| Required work |
Your reply should reproduce the data below without a single alteration, apart from dropping the images.

Items listed in a dataset
****************

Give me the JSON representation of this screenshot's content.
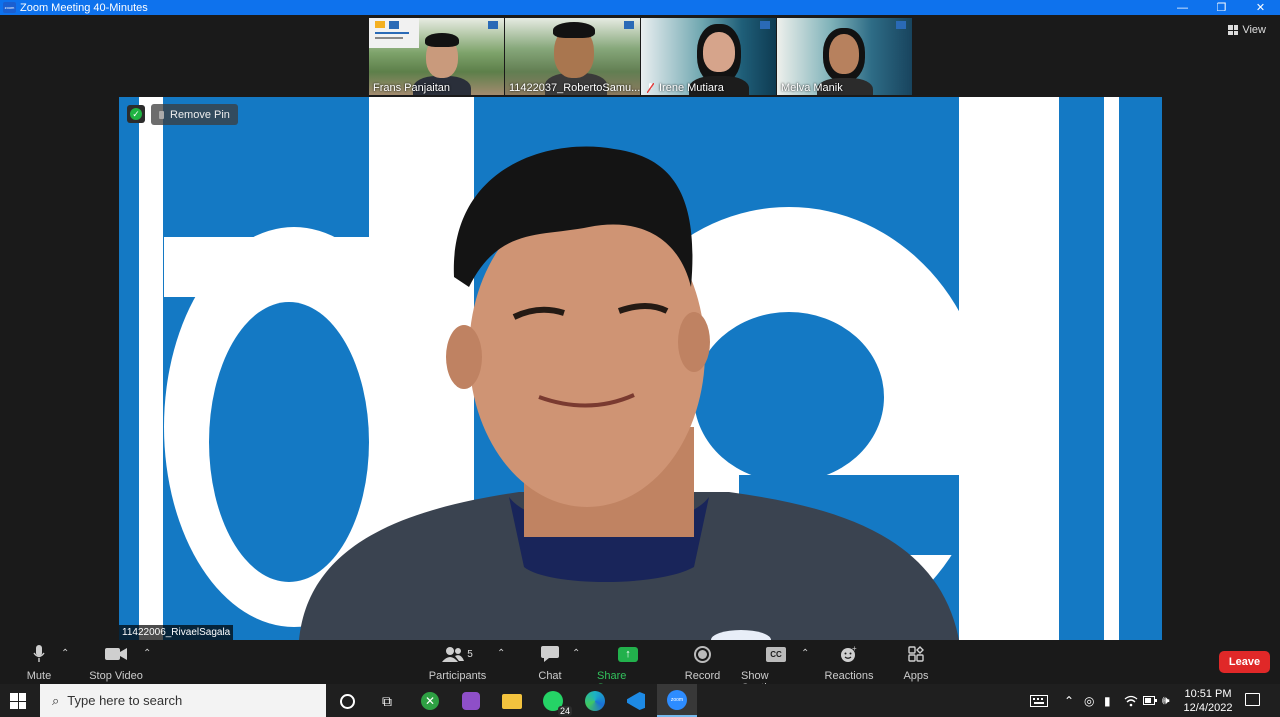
{
  "window": {
    "title": "Zoom Meeting 40-Minutes",
    "app_icon_text": "zoom",
    "controls": {
      "minimize": "—",
      "restore": "❐",
      "close": "✕"
    }
  },
  "view_button": {
    "label": "View"
  },
  "participants_strip": [
    {
      "name": "Frans Panjaitan",
      "muted": false
    },
    {
      "name": "11422037_RobertoSamu...",
      "muted": false
    },
    {
      "name": "Irene Mutiara",
      "muted": true
    },
    {
      "name": "Melva Manik",
      "muted": false
    }
  ],
  "main_video": {
    "remove_pin_label": "Remove Pin",
    "speaker_name": "11422006_RivaelSagala",
    "background_text": "del"
  },
  "toolbar": {
    "mute": "Mute",
    "stop_video": "Stop Video",
    "participants": "Participants",
    "participants_count": "5",
    "chat": "Chat",
    "share_screen": "Share Screen",
    "record": "Record",
    "show_captions": "Show Captions",
    "captions_glyph": "CC",
    "reactions": "Reactions",
    "apps": "Apps",
    "leave": "Leave"
  },
  "taskbar": {
    "search_placeholder": "Type here to search",
    "whatsapp_badge": "24",
    "zoom_app_text": "zoom",
    "time": "10:51 PM",
    "date": "12/4/2022"
  },
  "colors": {
    "title_bar": "#0e72ed",
    "share_green": "#22b14c",
    "leave_red": "#e02828",
    "main_bg_blue": "#1479c4"
  }
}
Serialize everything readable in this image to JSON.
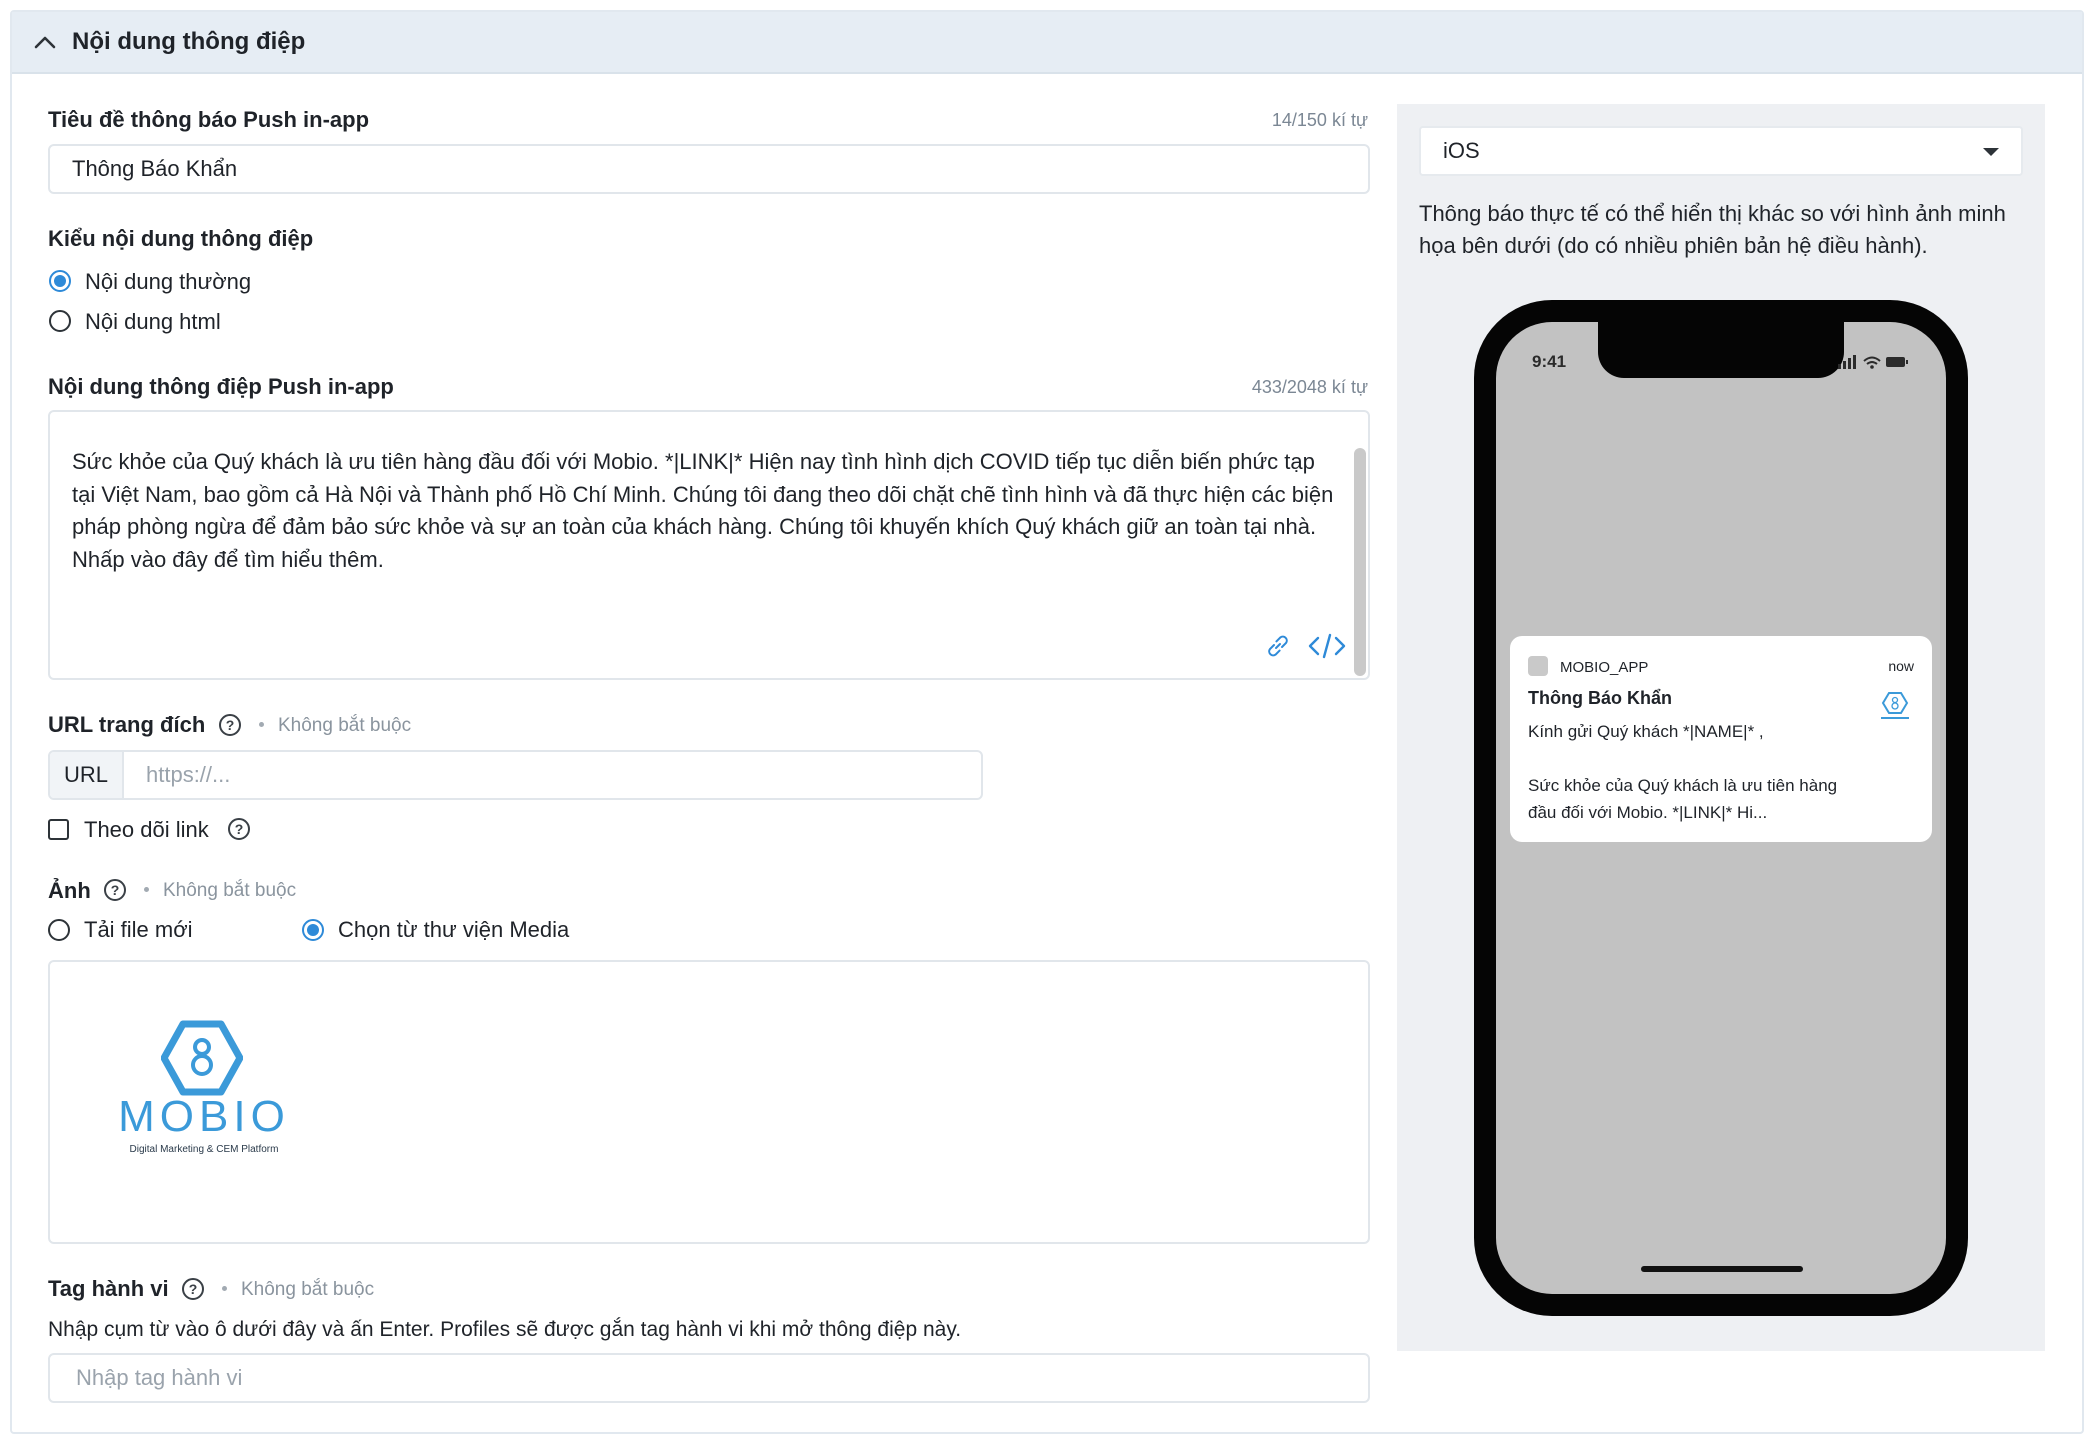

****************

| Your solution |
Give me the JSON representation of this screenshot's content.
{
  "window": {
    "title": "Zoom Meeting 40-Minutes",
    "app_icon_text": "zoom",
    "controls": {
      "minimize": "—",
      "restore": "❐",
      "close": "✕"
    }
  },
  "view_button": {
    "label": "View"
  },
  "participants_strip": [
    {
      "name": "Frans Panjaitan",
      "muted": false
    },
    {
      "name": "11422037_RobertoSamu...",
      "muted": false
    },
    {
      "name": "Irene Mutiara",
      "muted": true
    },
    {
      "name": "Melva Manik",
      "muted": false
    }
  ],
  "main_video": {
    "remove_pin_label": "Remove Pin",
    "speaker_name": "11422006_RivaelSagala",
    "background_text": "del"
  },
  "toolbar": {
    "mute": "Mute",
    "stop_video": "Stop Video",
    "participants": "Participants",
    "participants_count": "5",
    "chat": "Chat",
    "share_screen": "Share Screen",
    "record": "Record",
    "show_captions": "Show Captions",
    "captions_glyph": "CC",
    "reactions": "Reactions",
    "apps": "Apps",
    "leave": "Leave"
  },
  "taskbar": {
    "search_placeholder": "Type here to search",
    "whatsapp_badge": "24",
    "zoom_app_text": "zoom",
    "time": "10:51 PM",
    "date": "12/4/2022"
  },
  "colors": {
    "title_bar": "#0e72ed",
    "share_green": "#22b14c",
    "leave_red": "#e02828",
    "main_bg_blue": "#1479c4"
  }
}
Serialize everything readable in this image to JSON.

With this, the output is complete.